Loading... Please wait...

Practice Management – Seven tips to lead an effective meeting

Posted by

We've all been in one. The meeting that degenerates into an incessant drone, with everyone except the meeting leader asking themselves why they are here. Then there's the meeting that becomes a one-man show. And my favourite: the meeting that ends with an agreement to have another meeting.

Time management is becoming one of the burning issues for GP practice managers. Meetings are essential to discuss objectives, conduct team training, share best practices, and update on current health issues. Meetings are used to plan strategy for CQC inspections, and help review and improve patient care packages.

In this article, we'll look at why meetings go awry, and suggest seven tips to lead effective meetings.

Why are so many meetings ineffectual?

There are several reasons why meetings fail in their objectives. The most common include:

1. A lack of purpose

Meetings that drag on tend to lack purpose. You haven't set the objectives beforehand.

2. The chair has too much responsibility

If you're chairing a meeting and also responsible for notetaking, ordering refreshments, and making sure the electrical equipment is all functioning correctly, you're probably doing too much.

3. The meeting degenerates into a free-for-all

If your meeting degenerates into a free-for-all, where people speak over each other or splinter into two and three-person cliques, then you haven't set any ground rules beforehand. You may not be using the right people at the right times. Think about asking people to take responsibility for parts of the meeting.

4. Lack of relevance to attendees

If you're running a meeting in which people lose interest and are constantly checking emails, then you've probably got the wrong people there or the content is not relevant to them.

5. No action points and no follow-up

If you come to the end of a meeting and find that there are no action points and no follow-up, then you've started out with an inadequate set of objectives. The meeting may also have lacked direction.

6. Meetings have become boring

If there's a lack of productivity from your meetings and people seem disinterested, you may be suffering from repetition. Mix things up a little. A change of scenery could work wonders, or asking the team to set the agenda.

How to lead effective meetings

Here are seven steps to leading more effective team meetings:

1. Meet only if needed

Is it really needed to get together? Could there be a less time-consuming method of communication?

2. Make sure only the people who need to be there are invited

Ensure that the people in the meeting will have something to contribute, because they are needed. Ensure that the content is relevant.

3. Be clear about expected outcomes

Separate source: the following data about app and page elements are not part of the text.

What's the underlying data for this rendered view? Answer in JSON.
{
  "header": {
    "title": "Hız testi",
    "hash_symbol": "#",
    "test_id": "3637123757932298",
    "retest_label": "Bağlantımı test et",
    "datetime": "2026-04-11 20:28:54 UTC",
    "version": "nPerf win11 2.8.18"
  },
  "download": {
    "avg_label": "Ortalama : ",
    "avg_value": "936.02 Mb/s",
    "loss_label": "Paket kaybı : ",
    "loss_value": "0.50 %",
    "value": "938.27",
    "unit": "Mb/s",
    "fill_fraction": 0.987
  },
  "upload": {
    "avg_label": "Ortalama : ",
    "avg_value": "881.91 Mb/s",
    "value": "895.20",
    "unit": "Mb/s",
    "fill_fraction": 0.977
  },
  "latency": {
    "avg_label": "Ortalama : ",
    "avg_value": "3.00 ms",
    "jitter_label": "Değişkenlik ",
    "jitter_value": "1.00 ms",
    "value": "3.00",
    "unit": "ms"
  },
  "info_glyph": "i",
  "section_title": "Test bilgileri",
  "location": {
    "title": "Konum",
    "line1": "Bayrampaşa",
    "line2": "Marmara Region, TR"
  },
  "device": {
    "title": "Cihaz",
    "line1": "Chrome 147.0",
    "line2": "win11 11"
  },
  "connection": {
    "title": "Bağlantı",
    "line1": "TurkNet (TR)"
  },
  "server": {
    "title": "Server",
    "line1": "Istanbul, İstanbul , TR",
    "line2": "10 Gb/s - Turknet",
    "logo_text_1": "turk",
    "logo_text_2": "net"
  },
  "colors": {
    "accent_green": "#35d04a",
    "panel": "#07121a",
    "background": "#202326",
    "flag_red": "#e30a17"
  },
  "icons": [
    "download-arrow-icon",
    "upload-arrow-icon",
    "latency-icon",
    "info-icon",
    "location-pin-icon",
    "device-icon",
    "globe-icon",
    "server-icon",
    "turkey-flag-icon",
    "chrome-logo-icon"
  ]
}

Let attendees know what you (and others) should expect to get from the meeting.

4. Make action points the focus

Ensure that action points can be taken on-board. People hate to leave meetings with nothing to do, so before the meeting ends, make sure you run through what is now expected of everyone.

5. Make action points readily accessible and monitor them

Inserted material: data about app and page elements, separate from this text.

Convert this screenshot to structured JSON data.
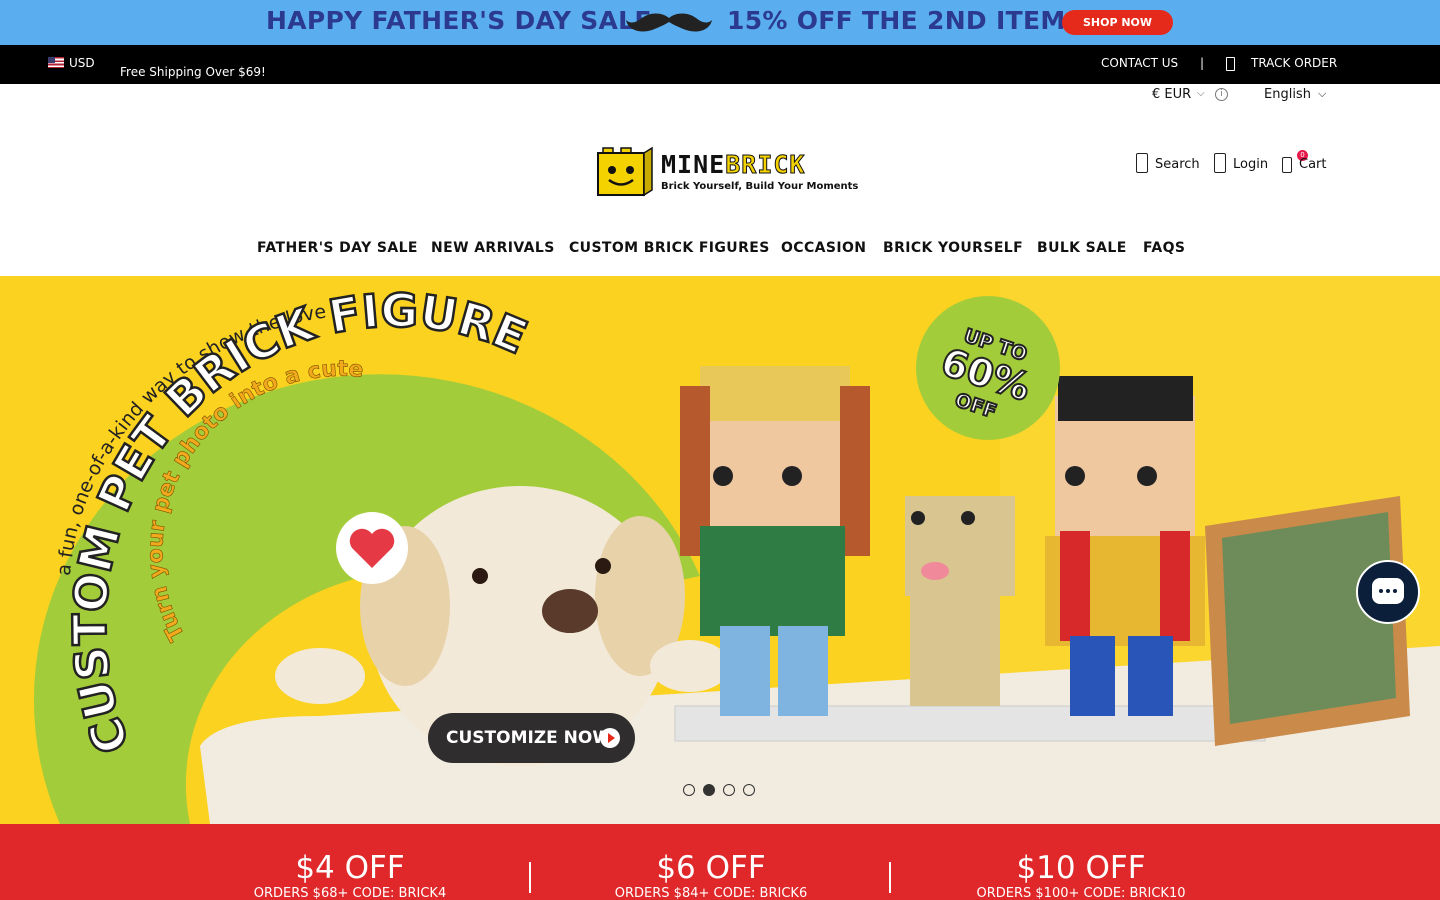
{
  "promo": {
    "left_text": "HAPPY FATHER'S DAY SALE",
    "right_text": "15% OFF THE 2ND ITEM",
    "shop_label": "SHOP NOW"
  },
  "topbar": {
    "currency": "USD",
    "free_shipping": "Free Shipping Over $69!",
    "contact": "CONTACT US",
    "separator": "|",
    "track": "TRACK ORDER"
  },
  "utility": {
    "currency": "€ EUR",
    "language": "English"
  },
  "logo": {
    "name_part1": "MINE",
    "name_part2": "BRICK",
    "tagline": "Brick Yourself, Build Your Moments"
  },
  "header_actions": {
    "search": "Search",
    "login": "Login",
    "cart": "Cart",
    "cart_count": "0"
  },
  "nav": [
    "FATHER'S DAY SALE",
    "NEW ARRIVALS",
    "CUSTOM BRICK FIGURES",
    "OCCASION",
    "BRICK YOURSELF",
    "BULK SALE",
    "FAQS"
  ],
  "hero": {
    "tagline": "a fun, one-of-a-kind way to show the love",
    "headline": "CUSTOM PET BRICK FIGURE",
    "subline": "Turn your pet photo into a cute",
    "badge_line1": "UP TO",
    "badge_line2": "60%",
    "badge_line3": "OFF",
    "cta": "CUSTOMIZE NOW",
    "slide_count": 4,
    "active_slide": 2
  },
  "coupons": [
    {
      "amount": "$4 OFF",
      "detail": "ORDERS $68+  CODE: BRICK4"
    },
    {
      "amount": "$6 OFF",
      "detail": "ORDERS $84+  CODE: BRICK6"
    },
    {
      "amount": "$10 OFF",
      "detail": "ORDERS $100+  CODE: BRICK10"
    }
  ],
  "colors": {
    "promo_bg": "#5aaef0",
    "promo_text": "#2b3a8f",
    "accent_red": "#e0282a",
    "hero_yellow": "#fbd21f",
    "hero_green": "#a3cc3a",
    "chat_bg": "#0c1f3a"
  }
}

Set up an Intranet page where meeting attendees can review their action points and update progress to date.

6. Don't break your promises

Holding others to account begins with holding yourself to account. Make sure you keep up your end of the bargain, or others will neglect their obligations.

7. Halve the number of meetings you attend

Review your diary weekly, and free up time to do other things by nixing meetings that are not relevant to you.

Do your meetings achieve their objectives? Are they open and honest, and encourage people to take part? Do people walk away knowing what their next steps are?